Public-sector borrowing is projected to hit £122bn in the 2011/12 financial year, compared with £117bn previously forecast. Borrowing will be £101bn in 2012/13, compared with a previously forecast £91bn. In 2013/14, it is now forecast to be £70bn rather than £60bn; in 2014/15 it will be £46bn rather than £35bn; and in 2015/16 it will be £29bn rather than £18bn.
The OBR said the government will meet its fiscal target of eliminating the structural budget deficit by 2015/16. The government is also forecast to meet its second fiscal goal of having net debt to gross domestic product falling by 2015/16. The OBR sees net debt to GDP peaking at 71% in 2013/14 and then falling—ensuring the government hits its goal a year early.
But there’s another side to the same coin (and coins of the realm are the subject here):
Property-related borrowing and lending between financial institutions helped the collected debt of households, businesses and government balloon from roughly twice gross domestic product (GDP) in 1987 to around 5.4 times by 2009, when total debt stood at £7.5 trillion, according to the report.
Despite government austerity measures, the firm’s latest economic outlook sees the UK’s debt to GDP ratio sticking near historic highs as borrowing hits £10.2 trillion by 2015.
But if the economy does not perform as well as expected, one plausible alternative scenario could still see the debt burden soar as high as 5.8 times of GDP…
Even that assessment, made only last November, is open to re-appraisal:
The Office for Budget Responsibility has raised its prediction of total household debt in 2015 by a staggering £303bn since late last year, in the belief that families and individuals will respond to straitened times by extra borrowing. Average household debt based on the OBR figures is forecast to rise to £77,309 by 2015, rather than the £66,291 under previous projections.
Economists say the figures show that George Osborne’s drive to slash the public deficit and his predictions on growth are based on assumptions that debt will switch from the government’s books to private households – undermining his claims to be a debt-slashing chancellor.
In short, the whole intent is to off-load the national deficit onto personal indebtedness.

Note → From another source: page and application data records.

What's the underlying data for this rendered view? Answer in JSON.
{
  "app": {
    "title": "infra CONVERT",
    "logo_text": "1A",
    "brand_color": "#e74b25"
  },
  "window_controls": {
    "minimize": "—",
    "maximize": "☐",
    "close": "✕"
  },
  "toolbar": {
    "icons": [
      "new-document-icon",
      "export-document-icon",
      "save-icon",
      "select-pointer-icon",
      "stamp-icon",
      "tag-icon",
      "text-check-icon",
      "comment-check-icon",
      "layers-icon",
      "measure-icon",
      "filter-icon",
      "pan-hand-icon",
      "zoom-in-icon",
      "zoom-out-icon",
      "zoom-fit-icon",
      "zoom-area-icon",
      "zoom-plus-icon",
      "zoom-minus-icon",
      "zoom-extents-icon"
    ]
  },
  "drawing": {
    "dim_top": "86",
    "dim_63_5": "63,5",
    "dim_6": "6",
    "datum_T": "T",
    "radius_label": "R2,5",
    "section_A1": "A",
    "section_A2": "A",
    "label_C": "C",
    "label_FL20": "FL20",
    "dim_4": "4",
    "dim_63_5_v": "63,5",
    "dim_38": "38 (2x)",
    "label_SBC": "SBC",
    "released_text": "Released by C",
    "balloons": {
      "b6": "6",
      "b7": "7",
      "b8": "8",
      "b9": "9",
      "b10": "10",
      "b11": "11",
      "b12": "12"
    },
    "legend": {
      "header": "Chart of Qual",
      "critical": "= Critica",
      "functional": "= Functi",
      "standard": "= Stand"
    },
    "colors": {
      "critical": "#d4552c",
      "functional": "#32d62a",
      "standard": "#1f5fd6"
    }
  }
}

Once that truth is established, much else falls into place: ramping up VAT, increasing student debt, privatizing services, introducing charges and increasing the rest … you see it, he’ll tax it or charge for it.
If the Great British Public do not oblige, if they stay on spending strike, then the whole of Osborne’s strategy is in ruins, along with the national economy.
Or, as Paul Krugman has it:
… the only way the economy can avoid taking a hit from government cuts is if private spending rises to fill the gap — and although you rarely hear the austerians admitting this, the only way that can happen is if people take on more debt. So we have the spectacle of a government that inveighs against the evils of debt pinning all its hopes on an assumption that over-indebted households will dig their hole even deeper.
All in all, it’s quite a spectacle. It would be funny, except that millions of people will suffer the cost of this folly.